A quick data flow management update here as it relates to the U.S.
This week was a fairly heavy one for domestic macro data, but much of the flow consisted of delayed government sourced data releases playing catch-up post the government shutdown.
Immediately below is the summary list of delayed releases by period with this week’s releases highlighted in blue. A more detailed highlight of the week’s data follows.
Next week’s domestic macro calendar is equally heavy as we get ISM services for Oct, the latest read on Personal income and Spending, the advance 3Q13 GDP estimate, the 1st monthly read on confidence post the government shutdown resolution, and the BLS Employment data for October. Plenty of speculative fodder for the Taper tea-leaf reading contingent.
ISM: Strongest Reading Since April 2011
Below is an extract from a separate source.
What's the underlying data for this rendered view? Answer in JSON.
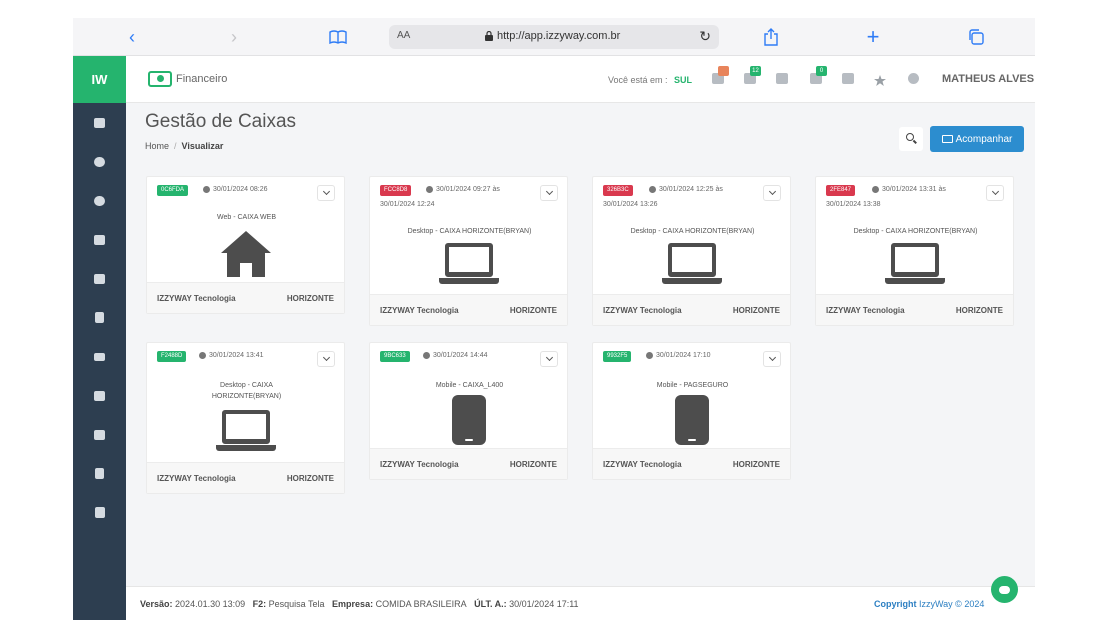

Today’s ISM Manufacturingrelease – the 1st and most consequential private sector release of the month – showed domestic manufacturing activity remained healthy to start the fourth quarter. The composite indexed advanced 20bps MoM to its highest level since April 2011 with new orders holding >60 for a 3rd consecutive month.
Manufacturing and consumption of goods has accelerated and helped to provide an offset to muted services consumption growth as real disposable personal income growth has remained constrained alongside (still) lackluster private sector wage inflation and the negative, furlough/sequestration impacts at the Federal level.
INDUSTRIAL PRODUCTION & RETAIL SALES: Delayed, September IP and Retail Sales numbers reflect the same trend prevailing in the (leading) ISM data for October.
- Retail Sales: Headline Retail Sales declined in September but that was mostly on the back of sequential weakness in auto sales as Retail Sales ex-Auto’s and ex-Autos & Gas both improved sequentially. At the industry level Food and beverage gained against an easy comp and Electronics were strong with i-products and the Grand Theft Auto release helping support sales in the category.
- Industrial Production: Solid print as Industrial Production and Capacity Utilization hit their strongest levels since Feb. 2008 and July 2008, respectively. Growth in Durables (6% weight) decelerated sequentially on a MoM basis but accelerated on a YoY and 2Y basis while growth in NonDurables (21% weight in Index) accelerated sequentially, moving back to positive growth after two consecutive months of decline.
Initial Claims: Inconclusive
Taking this week’s figures at face value, the labor market appears to be decelerating modestly. However, it’s unclear whether the the distortive impact of the CA technology upgrade issue has fully resolved.
If California has, indeed, trued up its backlog of unprocessed claims in full than the observed deceleration in labor market improvement could be taken to accurately reflect deterioration in organic trends. If, on the other hand, a residual drag from the computer upgrade persisted through the latest week, we would expect a return to trend line improvement (approx -10% YoY) over the next couple weeks. The picture should be clearer next week when we get the state level data.
Please see this weeks note: INITIAL CLAIMS: INCONCLUSIVE for detail.
Christian B. Drake